Investors have been urged to differentiate between the business models of the US's big tech giants, as the so-called FAANG stocks continue their strong share price performance.
The recent US earnings season saw the FAANG cohort of the stockmarket post expectation-beating results.
Apple, Amazon, Alphabet and Facebook collectively added around $200bn to their market values after reporting on the same day.
Facebook posted its slowest revenue growth since its IPO but still added $42.6bn to its value, while Alphabet added $7.6bn despite posting its first revenue decline ever.
Investment director at Aberdeen Standard Investments Karolina Noculak said that this does not mean Google's parent company should be considered "a weak stock", but "quite the opposite".
She explained: "When we look at the declines in the advertising sector, compared to Alphabet's, the company saw only a 2% revenue decline versus the industry down 20%. Alphabet did very, very well."
"All of these companies had really strong quarters and all exceeded expectations. Some of them grew the earnings so enormously that it was not in any of the analyst projections, not even on the bullish end of the expectations spectrum. So really a remarkable, remarkable quarter."
Manager of Sarasin & Partners' Digital Opportunities fund Josh Sambrook-Smith observed that the differential in both firms' commercial performance reflected "the type of advertising they sell".
Sambrook-Smith suggested advertisers in Q2 seemed to have reduced their spending on search, as demand was weaker, which led Google to see a decline in revenue growth.
That reduction in search spend benefited Facebook, whose adverts are more versatile, as firms "clearly felt placing their advertising dollars higher up the funnel was a better way to invest their budgets".
This, said Raj Shant, portfolio specialist at Jennison Associates, shows investors must look "under the hood of the big tech companies and not discriminate between the business models".
"There are very real differences in quality and sustainability of the prodigious revenues and cash flows they are currently generating," he explained.
"While it is tempting to see big tech as one homogeneous entity, it is becoming increasingly imperative to appreciate this is far from the truth."
With the likes of Facebook, Google and their competitors more exposed to advertising revenues that are likely to become increasingly cyclically exposed, "other business models based on subscription revenues are likely to prove far more enduring", Shant reasoned.

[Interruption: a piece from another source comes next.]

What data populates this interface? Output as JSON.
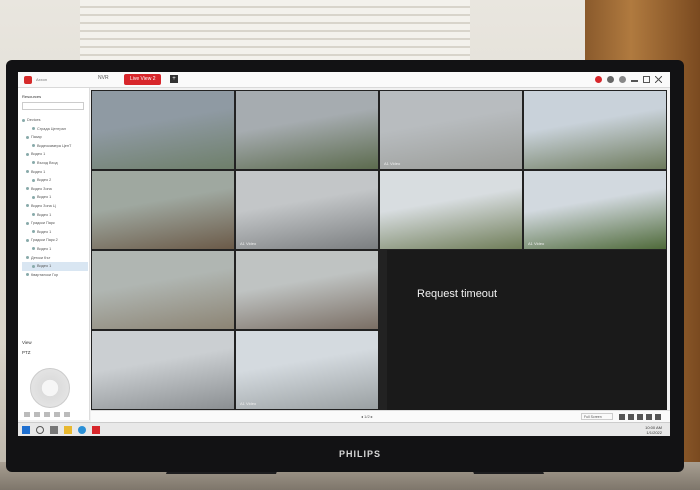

"Similarly, e-commerce penetration may have leapt in recent quarters, but there is still a lot of the retail sales that could still migrate online.
"The migration to cloud-based services may also have accelerated sharply during the pandemic but could still have a long runway as corporates have seen the immense convenience and value moving functions onto the cloud can offer."
While sentiment remains positive on big tech, with Noculak noting "significant tailwinds" from a continued shifting or spending from offline to online, there are risks, too, with regulation front and centre.
Four of the cohort of big tech companies - Facebook, Google, Amazon and Alphabet - were accused of being "too powerful" and "engaged in behaviour that is anti-competitive" by the US House Antitrust Subcommittee.
The committee argued that some of these entities "need to be broken up", while "all need to be properly regulated".
Investors will eagerly await a report set to be published later this year that could recommend legislative changes. "These are super profitable companies that have built almost monopolistic positions, are now increasingly being challenged by regulators," said Noculak.
The investment director countered that the risk of regulation is unlikely to be a short-term consideration, "as there are more urgent things to deal with in this Covid world". However, as a sector with "very, very low regulation compared to other parts of the economy", it is "a longer term risk that can lead to a cap on future profits".
But senior markets economist at Capital Economics Oliver Jones noted the antitrust regime, under both Republican and Democratic leadership, has become "less and less stringent" since the 1980s.
"This suggests to us that a really significant regulatory push against, or break-up of, the big tech firms is highly unlikely in the absence of major political change," said Jones.
Alan Tu, portfolio manager of the T. Rowe Price Global Technology Equity fund, accepted regulators, politicians and judges are likely to come to different conclusions on the issue and urged investors to "pay attention as the debate continues".
However, he questioned whether these dominant firms are, actually, "stifling innovation and harming the consumer".
Tu believes the opposite may be true. "The ‘Amazon effect' has brought down retail prices, and popular services such as Google Maps or Instagram are free," he reasoned.
"Appreciation for the services provided by the platform companies during the pandemic has also changed the tone of the conversation, at least temporarily."
Others have drawn parallels with 2020's hearings and the monopolisation case brought agains Microsoft in the late 1990s and early 2000s, when regulators contemplated breaking the firm up, but decided instead to impose conduct remedies demanding the firm to stop behaving badly, Sarasin's Sambrook-Smith recalled.
That case, noted former assistant attorney general Bill Baer in a recent blog post, took more than three years from initial filing to settlement.